HOUSTON — A tennis court in a giant dome. It was a sight as wild as the actual match that took place on it 48 years ago.
“The Astrodome at that point was only 8 years old,” Houston Post and Houston Chronicle sportswriter Dale Robertson said. “It was attracting these kinds of circus-like events.”
Roberston vividly recalls the duel labeled the “Battle of the Sexes” between Billie Jean King and Bobby Riggs back in 1973.
“It was extremely loud and there was a lot of energy,” Robertson said. “There was a lot of good-natured stuff between husbands and wives, boyfriends and girlfriends. It was clear, certainly that I could tell, that every woman in the building was behind Billie Jean.”
Some say the match served as a turning point in the fight for equality in sports. A proud moment for girls and women across the country, especially for one who was courtside for the whole thing.
“As little girls, we wanted her to win so badly,” recalls former ball girl Jennifer Donnan. “We were thrilled that she did win.”
A former Rice tennis player, Donnan was one of several ball girls part of the match. She won the chance to sit courtside by reaching the semifinals of a tournament held to decide which young men and women would serve as ball boys and ball girls.
“It was such a huge deal for tennis players and for really anybody in Houston,” Donnan said. “It was this big women’s lib thing.”
Houstonian and former Tulane tennis player Eva Batson was also a ball girl at the event. She beat Donnan in that tournament and recalls a rather uncomfortable exchange with Riggs at the end of that competition.
“Bobby Riggs was in town to do some promotions for the match, so he was actually at the trophy presentation which was a big deal,” said Batson, who was 13 at the time. “As he presented me with my trophy, he asked me if he could autograph my midriff. Yeah, kind of a little abrasive.”
Unlike Donnan, Batson’s memory of the match is a bit different and the impact it had on her less profound. She also had an exchange with King during the match, in which she was called out by the umpire for not retrieving a ball that she was told wasn’t hers to get.

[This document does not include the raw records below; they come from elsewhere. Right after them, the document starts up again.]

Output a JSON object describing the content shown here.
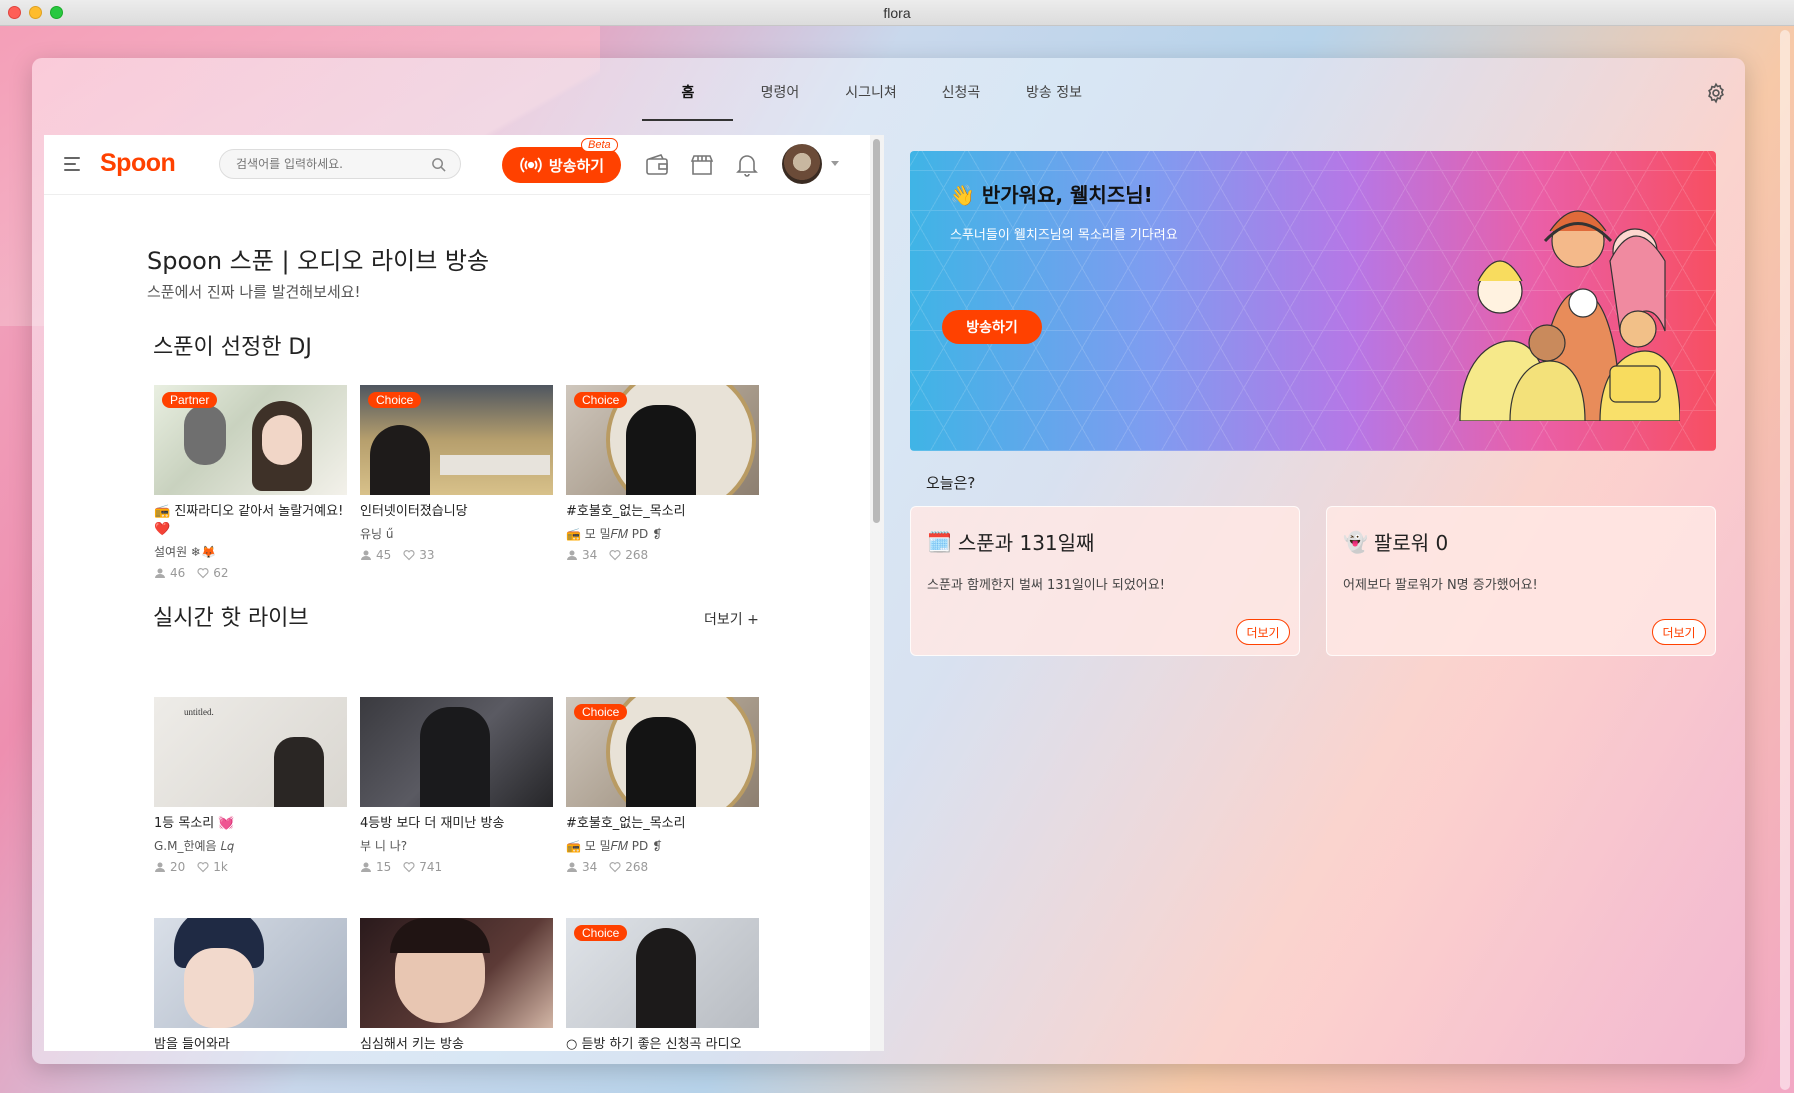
{
  "window": {
    "title": "flora"
  },
  "nav": {
    "tabs": [
      {
        "label": "홈"
      },
      {
        "label": "명령어"
      },
      {
        "label": "시그니쳐"
      },
      {
        "label": "신청곡"
      },
      {
        "label": "방송 정보"
      }
    ],
    "active_tab": "홈"
  },
  "webview": {
    "logo": "Spoon",
    "search_placeholder": "검색어를 입력하세요.",
    "live_button": "방송하기",
    "beta_badge": "Beta",
    "page_title": "Spoon 스푼 | 오디오 라이브 방송",
    "page_subtitle": "스푼에서 진짜 나를 발견해보세요!",
    "section_dj": "스푼이 선정한 DJ",
    "section_live": "실시간 핫 라이브",
    "more_label": "더보기 +",
    "dj_cards": [
      {
        "badge": "Partner",
        "title": "📻 진짜라디오 같아서 놀랄거예요! ❤️",
        "dj": "설여원 ❄🦊",
        "listeners": "46",
        "likes": "62"
      },
      {
        "badge": "Choice",
        "title": "인터넷이터졌습니당",
        "dj": "유닝 ű",
        "listeners": "45",
        "likes": "33"
      },
      {
        "badge": "Choice",
        "title": "#호불호_없는_목소리",
        "dj": "📻 모 밀𝐹𝑀 PD ❡",
        "listeners": "34",
        "likes": "268"
      }
    ],
    "live_cards": [
      {
        "badge": "",
        "title": "1등 목소리 💓",
        "dj": "G.M_한예음 𝐿𝑞",
        "listeners": "20",
        "likes": "1k"
      },
      {
        "badge": "",
        "title": "4등방 보다 더 재미난 방송",
        "dj": "부 니 나?",
        "listeners": "15",
        "likes": "741"
      },
      {
        "badge": "Choice",
        "title": "#호불호_없는_목소리",
        "dj": "📻 모 밀𝐹𝑀 PD ❡",
        "listeners": "34",
        "likes": "268"
      }
    ],
    "row3_cards": [
      {
        "badge": "",
        "title": "밤을 들어와라"
      },
      {
        "badge": "",
        "title": "심심해서 키는 방송"
      },
      {
        "badge": "Choice",
        "title": "○ 듣방 하기 좋은 신청곡 라디오"
      }
    ]
  },
  "hero": {
    "title": "👋 반가워요, 웰치즈님!",
    "subtitle": "스푸너들이 웰치즈님의 목소리를 기다려요",
    "button": "방송하기"
  },
  "today": {
    "label": "오늘은?",
    "cards": [
      {
        "icon": "🗓️",
        "title": "스푼과 131일째",
        "desc": "스푼과 함께한지 벌써 131일이나 되었어요!",
        "more": "더보기"
      },
      {
        "icon": "👻",
        "title": "팔로워 0",
        "desc": "어제보다 팔로워가 N명 증가했어요!",
        "more": "더보기"
      }
    ]
  },
  "colors": {
    "accent": "#ff4100",
    "hero_from": "#3fb4e6",
    "hero_to": "#f74f62"
  }
}
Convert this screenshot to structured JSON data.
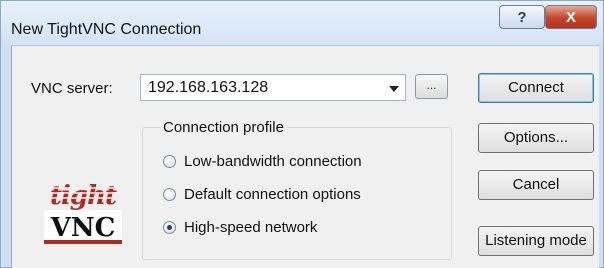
{
  "window": {
    "title": "New TightVNC Connection",
    "help_glyph": "?",
    "close_glyph": "X"
  },
  "server": {
    "label": "VNC server:",
    "value": "192.168.163.128",
    "browse_label": "..."
  },
  "logo": {
    "top_text": "tight",
    "bottom_text": "VNC",
    "colors": {
      "brand_red": "#b02a1e"
    }
  },
  "profile": {
    "title": "Connection profile",
    "options": [
      {
        "label": "Low-bandwidth connection",
        "selected": false
      },
      {
        "label": "Default connection options",
        "selected": false
      },
      {
        "label": "High-speed network",
        "selected": true
      }
    ]
  },
  "buttons": {
    "connect": "Connect",
    "options": "Options...",
    "cancel": "Cancel",
    "listening": "Listening mode"
  }
}
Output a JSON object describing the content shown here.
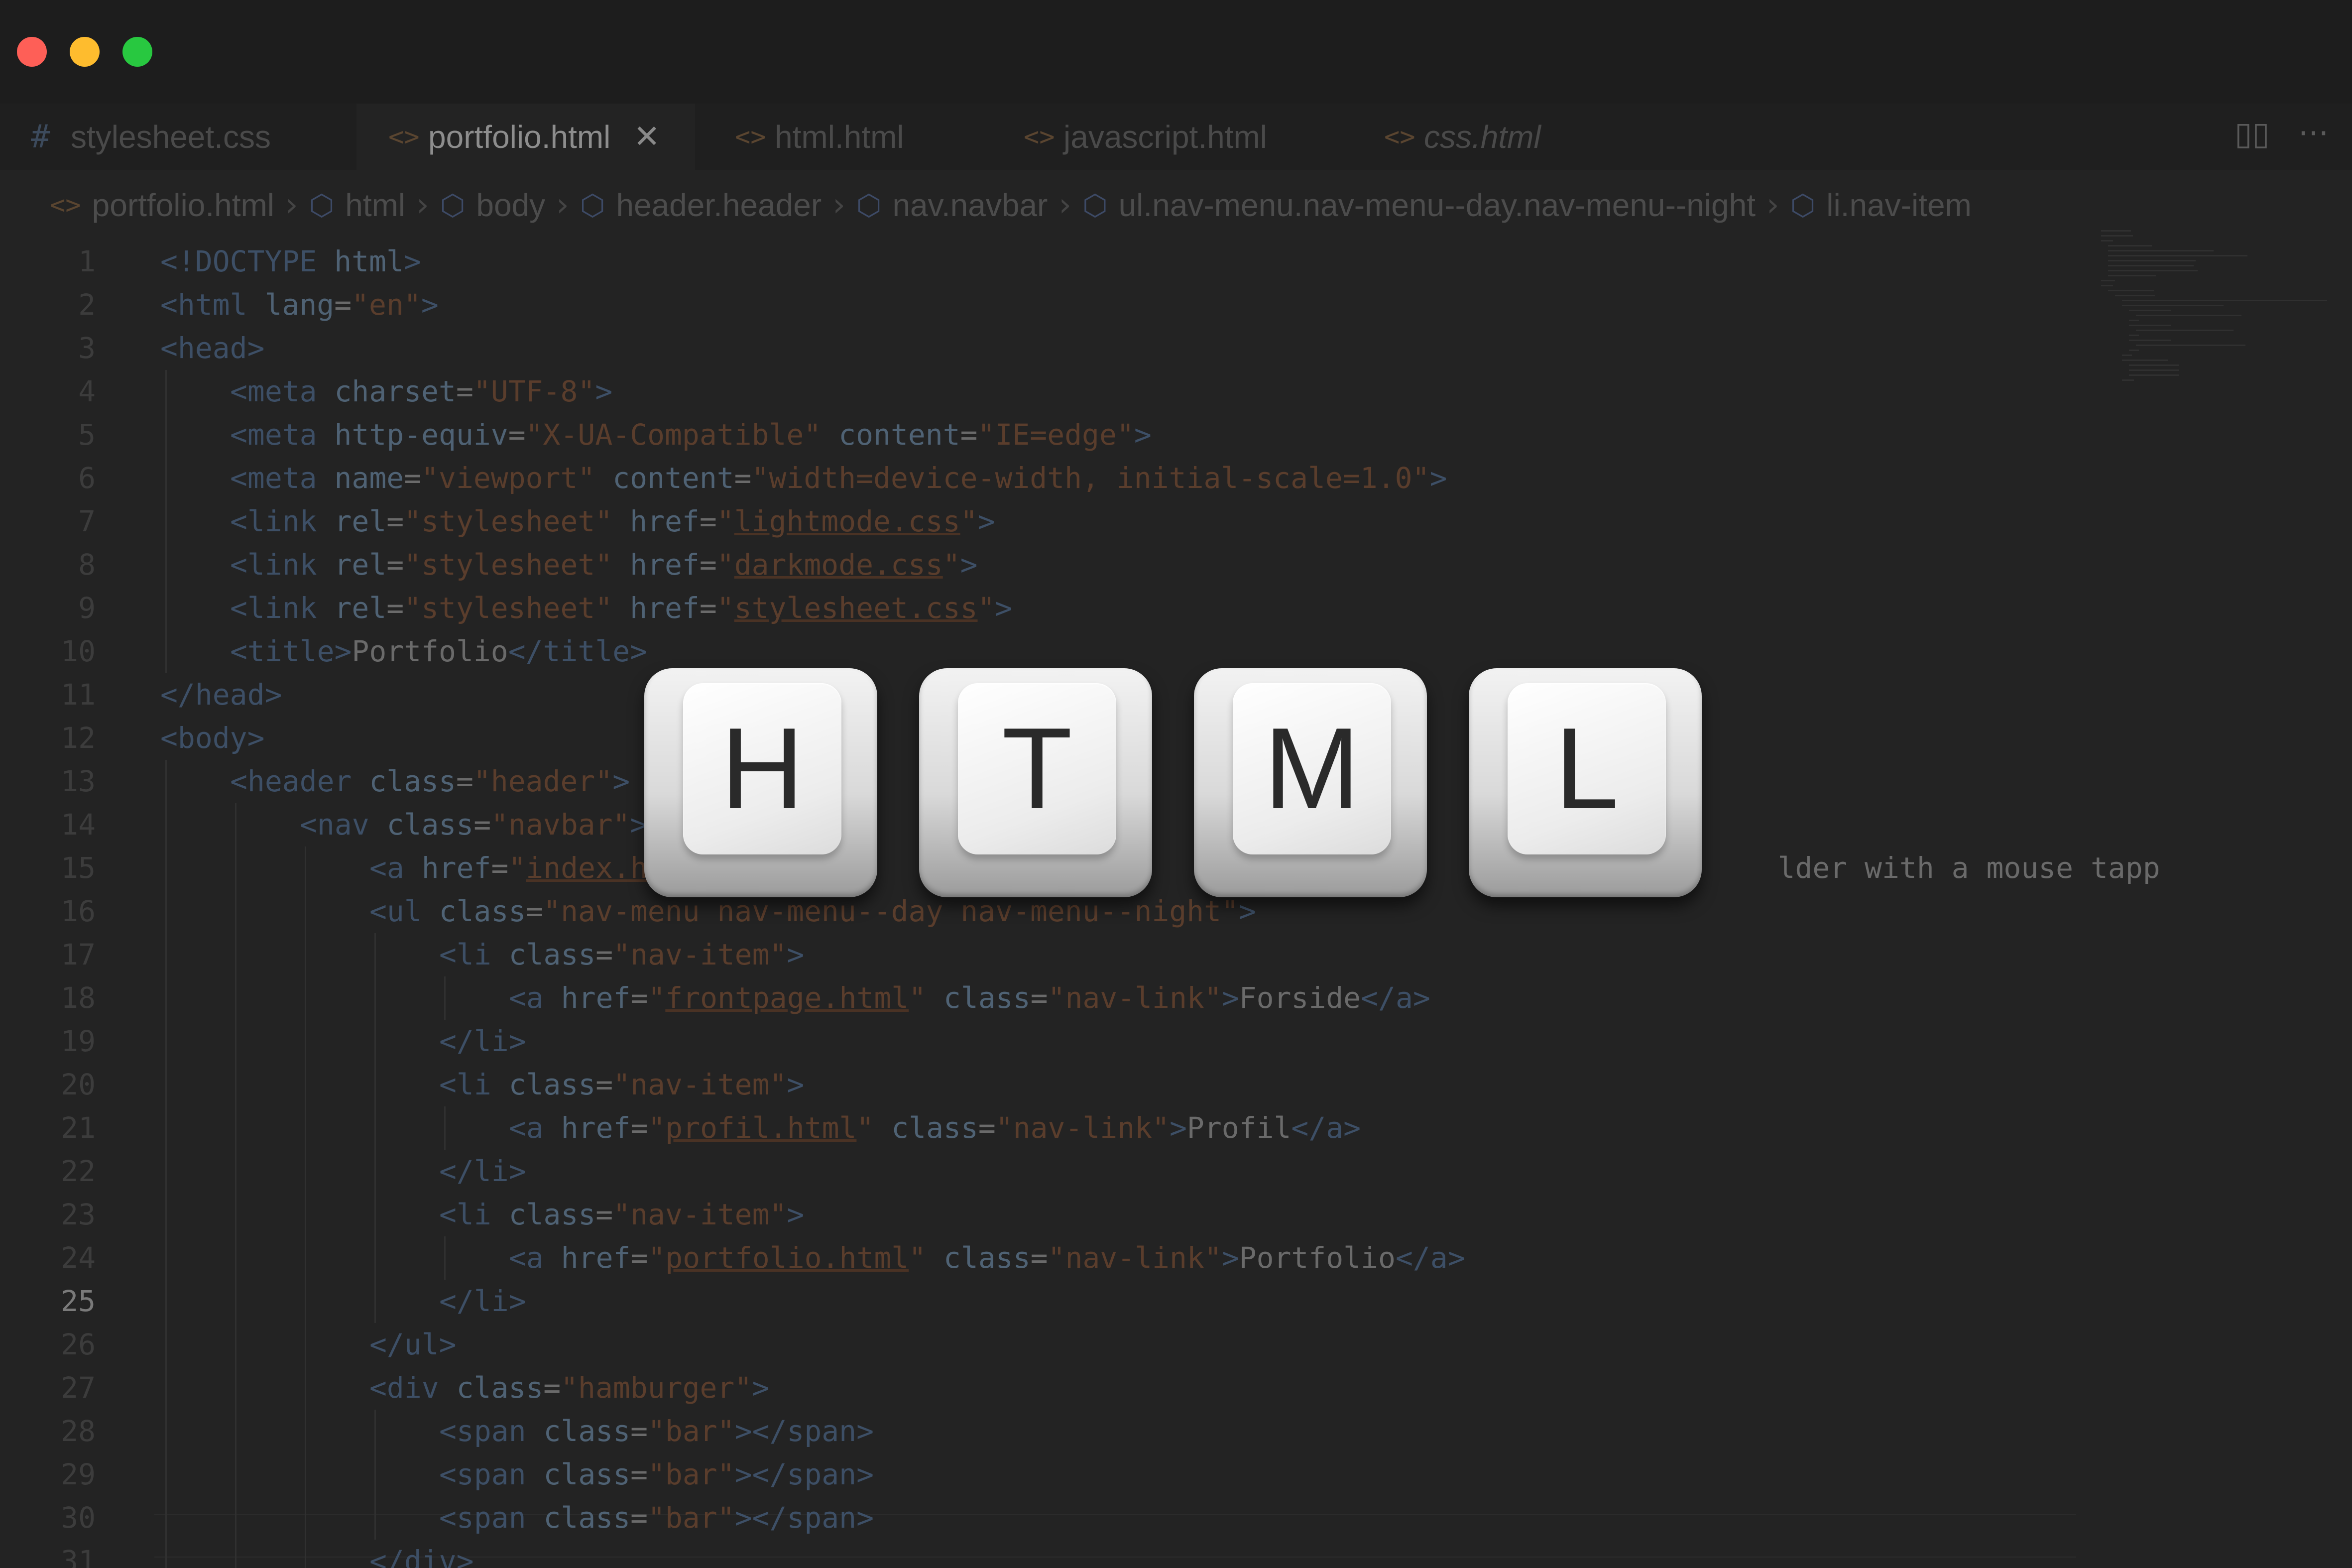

“I was a little under-impressed with these two clowns,” Batson said. “At the time I kind of felt like it was adults behaving poorly.”
These two former ball girls were a part of history, something many can’t lay claim to.